In early 1996, my husband and I had been married for a couple of months, and were visiting Canberra for his PhD study. He was working and I was more or less at leisure for a couple of weeks, though feeling unwell, since we were expecting our first child. One day, I went to the movies to see the US/Australian movie “Babe” about a little piglet and how he finds his place on the farm. He decides to try herding sheep. (Wikipedia entry--contains plot spoilers.)
I think it was just the hormones, but this movie had me in tears of joy. It really is a delightful story, and is right up there with “Molokai” as a favourite. The ending still moves me.
Here is the trailer.
The movie was filmed in the southern highlands of New South Wales, and the lead roles were Farmer Hoggett (US actor James Cromwell) and his wife Mrs. Esme Hoggett (Australian actress, Magda Szubanski). The leading actors for the voices of the animal characters were Hugo Weaving (Rex), Miriam Margolyes (Fly) and Christine Cavanaugh (Babe). The actors in this were all excellent, as was the direction (Chris Noonan). The animal characters are really good too.
I agree with the critic who said that the well-trained animals, good animation, and intelligent script make this such a good story. It is set in no particular time, although it has an old-fashioned, mid-20th century feel to it. It's also not set in any particular place, although filmed in NSW. None of the characters are Australian. Most speak with American or English accents. It is perhaps trying to appeal to all English-speakers and I think it succeeds at this.

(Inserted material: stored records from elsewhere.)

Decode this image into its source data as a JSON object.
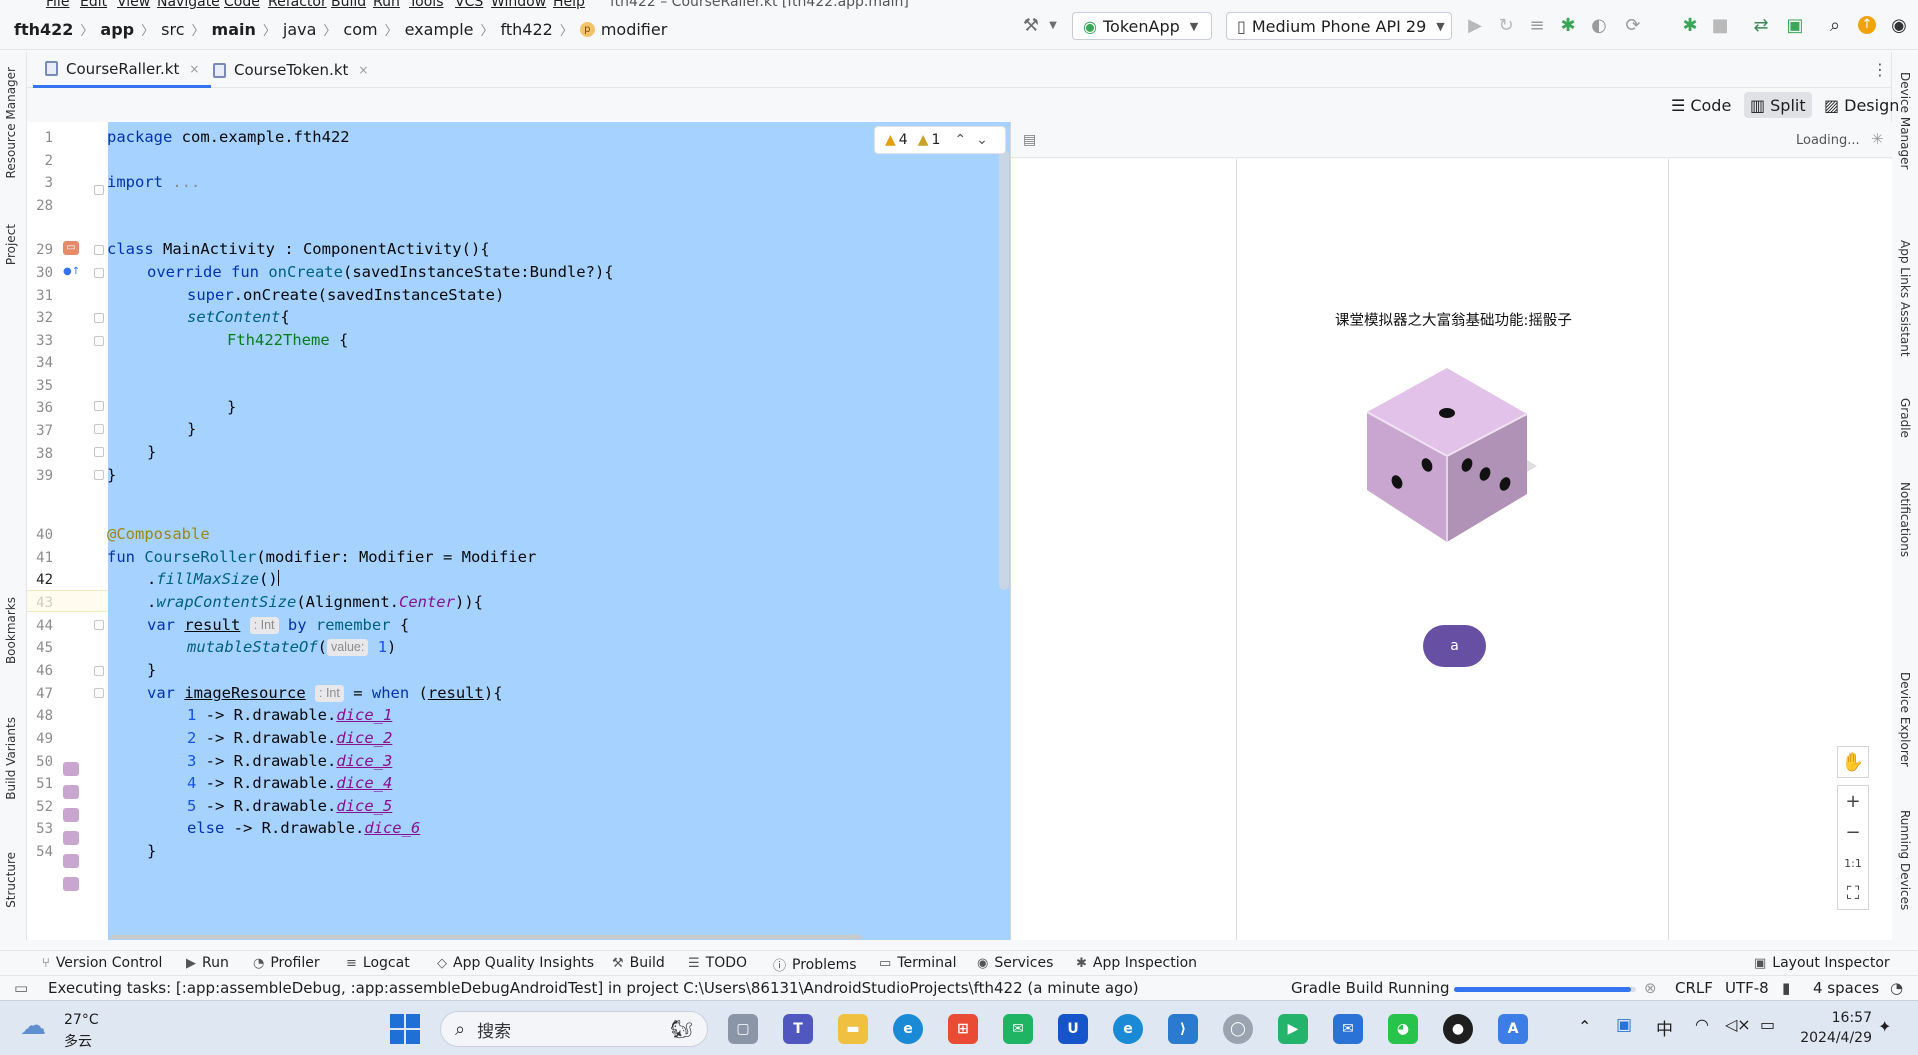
{
  "menubar": {
    "items": [
      "File",
      "Edit",
      "View",
      "Navigate",
      "Code",
      "Refactor",
      "Build",
      "Run",
      "Tools",
      "VCS",
      "Window",
      "Help"
    ],
    "title": "fth422 – CourseRaller.kt [fth422.app.main]"
  },
  "breadcrumb": {
    "project": "fth422",
    "module": "app",
    "src": "src",
    "main": "main",
    "java": "java",
    "com": "com",
    "example": "example",
    "pkg": "fth422",
    "member_badge": "p",
    "member": "modifier"
  },
  "toolbar": {
    "run_config": "TokenApp",
    "device": "Medium Phone API 29"
  },
  "tabs": [
    {
      "label": "CourseRaller.kt",
      "close": "×"
    },
    {
      "label": "CourseToken.kt",
      "close": "×"
    }
  ],
  "view_modes": {
    "code": "Code",
    "split": "Split",
    "design": "Design"
  },
  "inspections": {
    "warnings": "4",
    "weak_warnings": "1"
  },
  "gutter": {
    "lines": [
      "1",
      "2",
      "3",
      "28",
      "29",
      "30",
      "31",
      "32",
      "33",
      "34",
      "35",
      "36",
      "37",
      "38",
      "39",
      "40",
      "41",
      "42",
      "43",
      "44",
      "45",
      "46",
      "47",
      "48",
      "49",
      "50",
      "51",
      "52",
      "53",
      "54"
    ],
    "current_line": "42"
  },
  "code": {
    "l1_kw": "package",
    "l1_rest": " com.example.fth422",
    "l3_kw": "import",
    "l3_rest": " ...",
    "l29_kw": "class",
    "l29_rest": " MainActivity : ComponentActivity(){",
    "l30_kw": "override fun",
    "l30_fn": " onCreate",
    "l30_rest": "(savedInstanceState:Bundle?){",
    "l31_kw": "super",
    "l31_rest": ".onCreate(savedInstanceState)",
    "l32_fn": "setContent",
    "l32_rest": "{",
    "l33_fn": "Fth422Theme",
    "l33_rest": " {",
    "l35": "}",
    "l36": "}",
    "l37": "}",
    "l38": "}",
    "l40": "@Composable",
    "l41_kw": "fun",
    "l41_fn": " CourseRoller",
    "l41_rest": "(modifier: Modifier = Modifier",
    "l42_dot": ".",
    "l42_fn": "fillMaxSize",
    "l42_rest": "()",
    "l43_dot": ".",
    "l43_fn": "wrapContentSize",
    "l43_a": "(Alignment.",
    "l43_b": "Center",
    "l43_c": ")){",
    "l44_kw": "var",
    "l44_var": "result",
    "l44_hint": ": Int",
    "l44_by": "by",
    "l44_fn": "remember",
    "l44_rest": " {",
    "l45_fn": "mutableStateOf",
    "l45_a": "(",
    "l45_hint": "value:",
    "l45_num": "1",
    "l45_b": ")",
    "l46": "}",
    "l47_kw": "var",
    "l47_var": "imageResource",
    "l47_hint": ": Int",
    "l47_mid": " = ",
    "l47_when": "when",
    "l47_a": " (",
    "l47_res": "result",
    "l47_b": "){",
    "dice": [
      {
        "n": "1",
        "arrow": " -> R.drawable.",
        "res": "dice_1"
      },
      {
        "n": "2",
        "arrow": " -> R.drawable.",
        "res": "dice_2"
      },
      {
        "n": "3",
        "arrow": " -> R.drawable.",
        "res": "dice_3"
      },
      {
        "n": "4",
        "arrow": " -> R.drawable.",
        "res": "dice_4"
      },
      {
        "n": "5",
        "arrow": " -> R.drawable.",
        "res": "dice_5"
      }
    ],
    "l53_kw": "else",
    "l53_arrow": " -> R.drawable.",
    "l53_res": "dice_6",
    "l54": "}"
  },
  "preview": {
    "status": "Loading...",
    "app_title": "课堂模拟器之大富翁基础功能:摇骰子",
    "roll_button": "a",
    "zoom_ratio": "1:1"
  },
  "left_tools": [
    "Resource Manager",
    "Project",
    "Bookmarks",
    "Build Variants",
    "Structure"
  ],
  "right_tools": [
    "Device Manager",
    "App Links Assistant",
    "Gradle",
    "Notifications",
    "Device Explorer",
    "Running Devices"
  ],
  "bottom_tools": [
    "Version Control",
    "Run",
    "Profiler",
    "Logcat",
    "App Quality Insights",
    "Build",
    "TODO",
    "Problems",
    "Terminal",
    "Services",
    "App Inspection",
    "Layout Inspector"
  ],
  "status": {
    "message": "Executing tasks: [:app:assembleDebug, :app:assembleDebugAndroidTest] in project C:\\Users\\86131\\AndroidStudioProjects\\fth422 (a minute ago)",
    "gradle": "Gradle Build Running",
    "progress": 0.97,
    "line_sep": "CRLF",
    "encoding": "UTF-8",
    "indent": "4 spaces"
  },
  "taskbar": {
    "weather_temp": "27°C",
    "weather_desc": "多云",
    "search_placeholder": "搜索",
    "ime": "中",
    "time": "16:57",
    "date": "2024/4/29"
  },
  "colors": {
    "selection": "#a6d2ff",
    "accent": "#3574f0",
    "button": "#6750a4",
    "dice_top": "#e2c2e9",
    "dice_left": "#c9a6cf",
    "dice_right": "#b092b6"
  }
}
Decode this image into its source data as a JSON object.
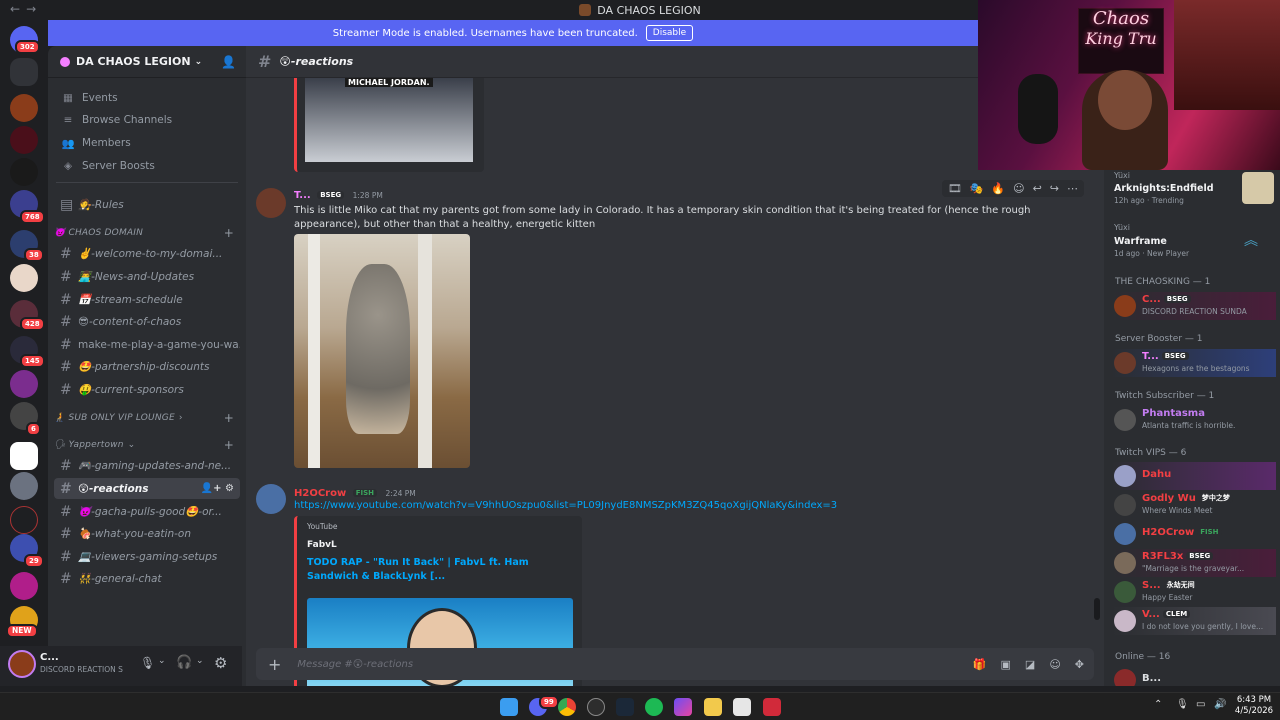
{
  "window": {
    "title": "DA CHAOS LEGION",
    "back": "←",
    "forward": "→"
  },
  "banner": {
    "text": "Streamer Mode is enabled. Usernames have been truncated.",
    "button": "Disable"
  },
  "rail": {
    "dm_badge": "302",
    "badges": [
      "768",
      "38",
      "428",
      "145",
      "6",
      "29"
    ],
    "new_label": "NEW"
  },
  "guild": {
    "name": "DA CHAOS LEGION"
  },
  "sidebar": {
    "items": [
      {
        "icon": "calendar-icon",
        "label": "Events"
      },
      {
        "icon": "browse-icon",
        "label": "Browse Channels"
      },
      {
        "icon": "members-icon",
        "label": "Members"
      },
      {
        "icon": "boost-icon",
        "label": "Server Boosts"
      }
    ],
    "rules": "🧑‍⚖️-Rules",
    "categories": {
      "chaos_domain": "👿 CHAOS DOMAIN",
      "vip": "🧎 SUB ONLY VIP LOUNGE",
      "yapper": "🗣 Yappertown"
    },
    "channels_chaos": [
      "✌️-welcome-to-my-domai...",
      "👨‍💻-News-and-Updates",
      "📅-stream-schedule",
      "😎-content-of-chaos",
      "make-me-play-a-game-you-wa...",
      "🤩-partnership-discounts",
      "🤑-current-sponsors"
    ],
    "channels_yapper": [
      "🎮-gaming-updates-and-ne...",
      "😲-reactions",
      "👿-gacha-pulls-good🤩-or...",
      "🍖-what-you-eatin-on",
      "💻-viewers-gaming-setups",
      "👯-general-chat"
    ]
  },
  "user_panel": {
    "name": "C...",
    "status": "DISCORD REACTION S"
  },
  "channel": {
    "name": "😲-reactions",
    "composer_placeholder": "Message #😲-reactions"
  },
  "messages": [
    {
      "author": "T...",
      "tag": "BSEG",
      "time": "1:28 PM",
      "text": "This is little Miko cat that my parents got from some lady in Colorado. It has a temporary skin condition that it's being treated for (hence the rough appearance), but other than that a healthy, energetic kitten"
    },
    {
      "author": "H2OCrow",
      "tag": "FISH",
      "time": "2:24 PM",
      "link": "https://www.youtube.com/watch?v=V9hhUOszpu0&list=PL09JnydE8NMSZpKM3ZQ45qoXgijQNlaKy&index=3",
      "embed": {
        "provider": "YouTube",
        "author": "FabvL",
        "title": "TODO RAP - \"Run It Back\" | FabvL ft. Ham Sandwich & BlackLynk [..."
      }
    }
  ],
  "prior_embed_caption": "MICHAEL JORDAN.",
  "members": {
    "activities": [
      {
        "user": "Yüxi",
        "game": "Arknights:Endfield",
        "meta": "12h ago  ·  Trending"
      },
      {
        "user": "Yüxi",
        "game": "Warframe",
        "meta": "1d ago  ·  New Player"
      }
    ],
    "groups": [
      {
        "header": "THE CHAOSKING — 1",
        "members": [
          {
            "name": "C...",
            "tag": "BSEG",
            "status": "DISCORD REACTION SUNDA",
            "color": "#f23f43"
          }
        ]
      },
      {
        "header": "Server Booster — 1",
        "members": [
          {
            "name": "T...",
            "tag": "BSEG",
            "status": "Hexagons are the bestagons",
            "color": "#f47fff"
          }
        ]
      },
      {
        "header": "Twitch Subscriber — 1",
        "members": [
          {
            "name": "Phantasma",
            "tag": "",
            "status": "Atlanta traffic is horrible.",
            "color": "#c27cf0"
          }
        ]
      },
      {
        "header": "Twitch VIPS — 6",
        "members": [
          {
            "name": "Dahu",
            "tag": "",
            "status": "",
            "color": "#f23f43"
          },
          {
            "name": "Godly Wu",
            "tag": "梦中之梦",
            "status": "Where Winds Meet",
            "color": "#f23f43"
          },
          {
            "name": "H2OCrow",
            "tag": "FISH",
            "status": "",
            "color": "#f23f43"
          },
          {
            "name": "R3FL3x",
            "tag": "BSEG",
            "status": "\"Marriage is the graveyar...",
            "color": "#f23f43"
          },
          {
            "name": "S...",
            "tag": "永劫无间",
            "status": "Happy Easter",
            "color": "#f23f43"
          },
          {
            "name": "V...",
            "tag": "CLEM",
            "status": "I do not love you gently, I love...",
            "color": "#f23f43"
          }
        ]
      },
      {
        "header": "Online — 16",
        "members": [
          {
            "name": "B...",
            "tag": "",
            "status": "",
            "color": "#dbdee1"
          }
        ]
      }
    ]
  },
  "webcam": {
    "neon_line1": "Chaos",
    "neon_line2": "King Tru"
  },
  "taskbar": {
    "time": "6:43 PM",
    "date": "4/5/2026",
    "discord_badge": "99"
  }
}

It had been years since I last saw it, but I was happy to discover that watching it again confirmed that it really is as good as I remember. It is a joyful, beautiful thing and I feel confident in recommending it to you all as a great family movie. It deserves to be a family classic. That said, there are some themes which the youngest family members might feel worried about, for example, the threat of certain animals becoming dinner for the farmer and his wife, or the scene where a sheep, “Maa,” has blood at her neck after an attack from wild dogs, so it's perhaps best to view it first before showing it to the very little ones. Also, some youngsters may not realise that meat is from animals! This can be traumatic for some of them. There is nothing too disturbing though, as far as I can tell.
It can be rented for a couple of dollars on Amazon Prime, if you have that, but I'm convinced it's worth buying the DVD. It shouldn't be too hard to rent, at least, wherever you are.
It's a simple movie, so there isn't much more to say, except that the first time I saw it, I wanted to turn right around and go to the next showing, and that's not common for me. For some reason, I didn't do this. Maybe I had to be somewhere. When you're feeling low, grab a cup of tea, and watch this movie about the winsome little pig, “Babe.”
—Louise is an Australian homeschooling mother of six, currently living in Texas